Fifteen-year-old Sierra Templeton was walking in The Gateway mall with a friend on Friday, celebrating the end of the school year and enjoying the sun.
But, she admits, she typically spends four to five hours a day using a computer using most of that time for homework, but also browsing sites such as Facebook.
The amount of time Utah teens spend bonding with their screens has increased, according to a 2011 survey by the Centers for Disease Control and Prevention, the biannual Youth Risk Behavior Survey.
The number of Utah kids spending more than three hours a day on a computer jumped by over 6 percent from 12.1 percent in 2009 to 18.7 percent in 2011.
Still, they rank lower than the national average, which is 31.1 percent.
Patrice Isabella, a dietician with the Utah Department of Health, said the increase in time spent on computers is reducing many adolescents' levels of physical activity.
"With the growing trend of social media, kids are pulling up multiple screens instead of getting up and walking over to go talk to a friend," she said.
Two other teens in the Salt Lake City mall, DJ Collard and Natalie Nester, both 15, estimated they spend between two and three hours a day on a computer which they prefer to watching TV because "there is way more to do."
But Sierra's friend, Tess Wunderlich, 16, spends far less time looking at a computer screen thanks to limits set by her family.
She said she spends an hour on Facebook every day during the school year. "Even if I don't have notifications or anything," Wunderlich said, "I'll still get on there and check anyway."
And her parents restrict computer time to 30 minutes a day during the summer. "Probably so we can spend more time and exercise and not be couch potatoes," she said.
Isabella said less exercise among teens and adolescents is leading to more cases of obesity, particularly in adolescent males.
And with more computer time comes cyberbullying.
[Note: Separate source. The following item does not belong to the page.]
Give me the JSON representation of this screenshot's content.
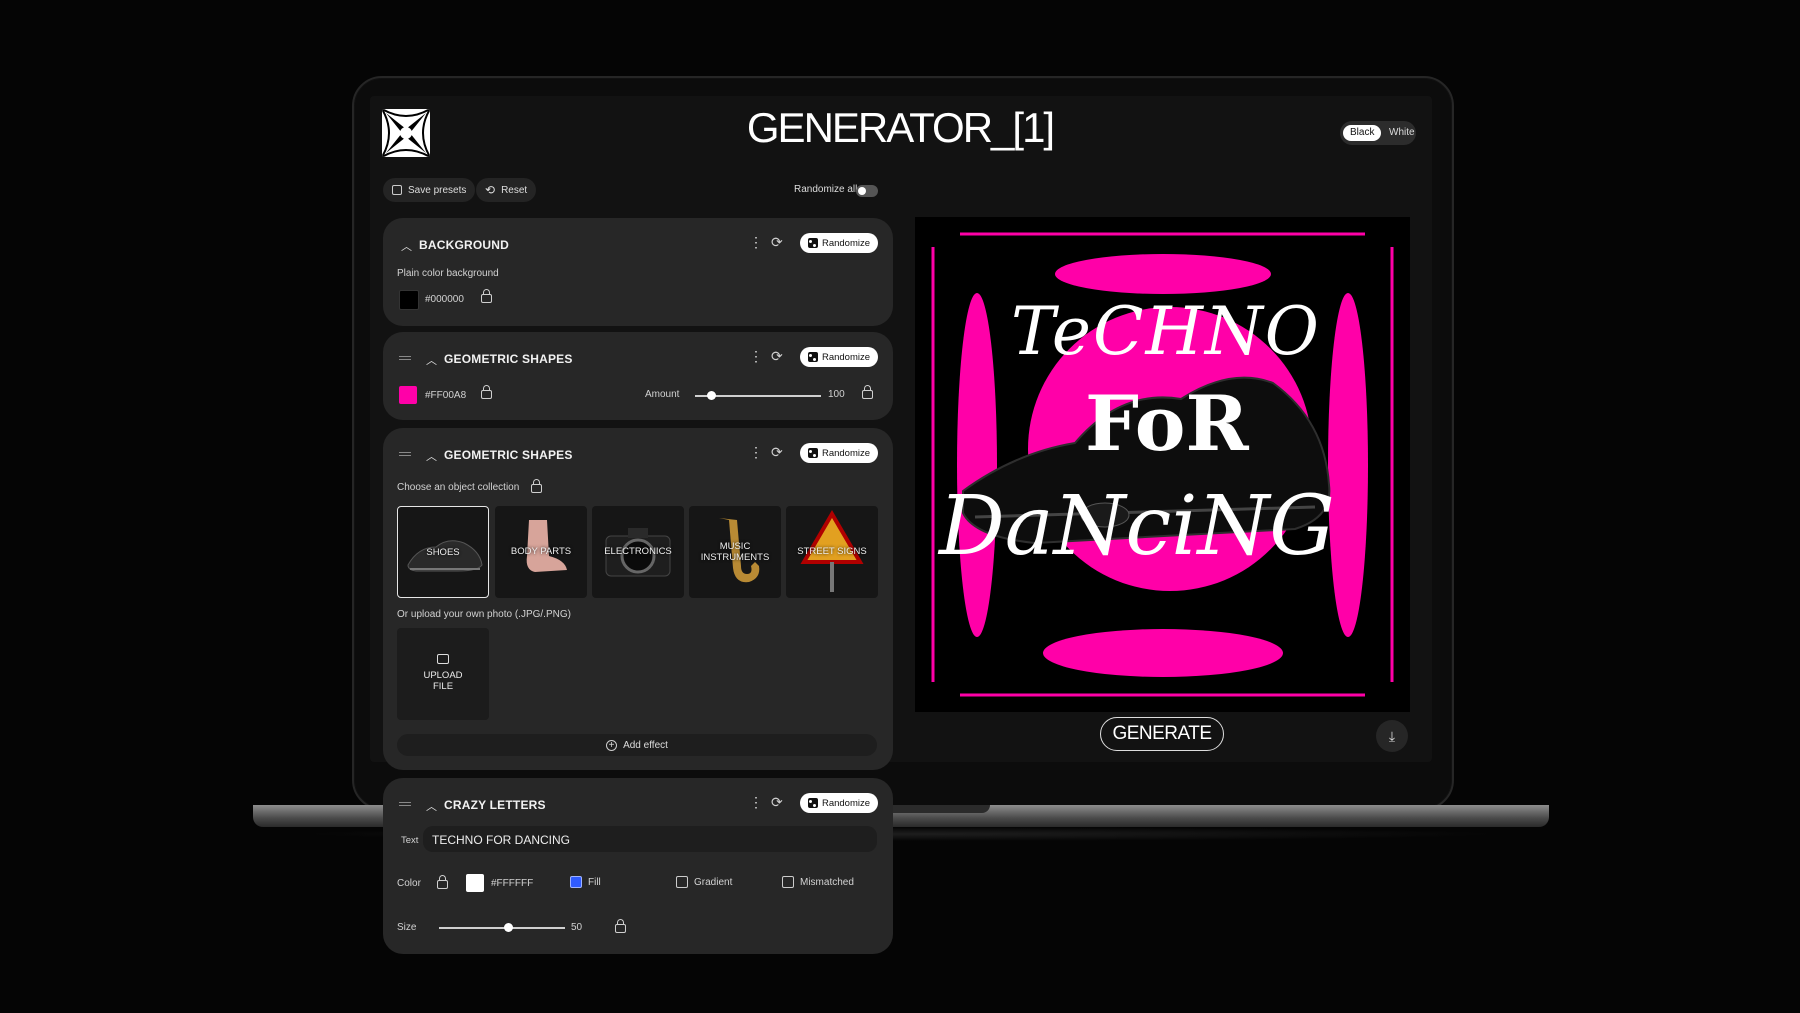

In Utah, 16.6 percent or 1,703 high schoolers, said they had been cyberbullied in the 12 months before the survey. That number is just above the 16.2 percent national average.
Kids were not asked about cyberbullying in 2009.
Utah's results also showed teens' diet and exercise habits are less healthy than the national average, by some measures.
Higher numbers of Utah youth said they consume fruit less than three times a day, attend physical education classes fewer than five days a week on average and are physically active 60 minutes a day less than seven days a week.
Utah does not require physical fitness classes like other states, which may have contributed to the result.
But teens are eating more vegetables. In 2009, 88.4 percent admitted to eating fewer than three servings of veggies a day; in 2011, the number decreased to 84.7 percent, even with the national average.
Isabella said this figure is still high, likely due to busy family schedules and less opportunities to eat meals as a family.
She also said adolescents generally don't reach for fruits or vegetables first because other options abound.
"It's like when you go to a ballpark, you don't eat a salad," Isabella said. "You eat a hot dog."
The study found that Utah teens used alcohol, tobacco and other drugs at significantly lower rates than their peers across the country, though their prescription drug use ranked even with the national average.
Utah does not question students about sexual behaviors. They also were not asked about texting and driving. Nationally, 33 percent of teens surveyed said they had texted or e-mailed on their phones while driving in the last 30 days.
Utah results at a glance
R 18.7 percent • of teens surveyed used their computers for more than three hours a day.
16.6 percent • had been cyberbullied in the past 12 months.
81.3 percent • ate fruit less than three times a day.
84.7 percent • ate vegetables less than three times a day.
To see the full results, visit cdc.gov.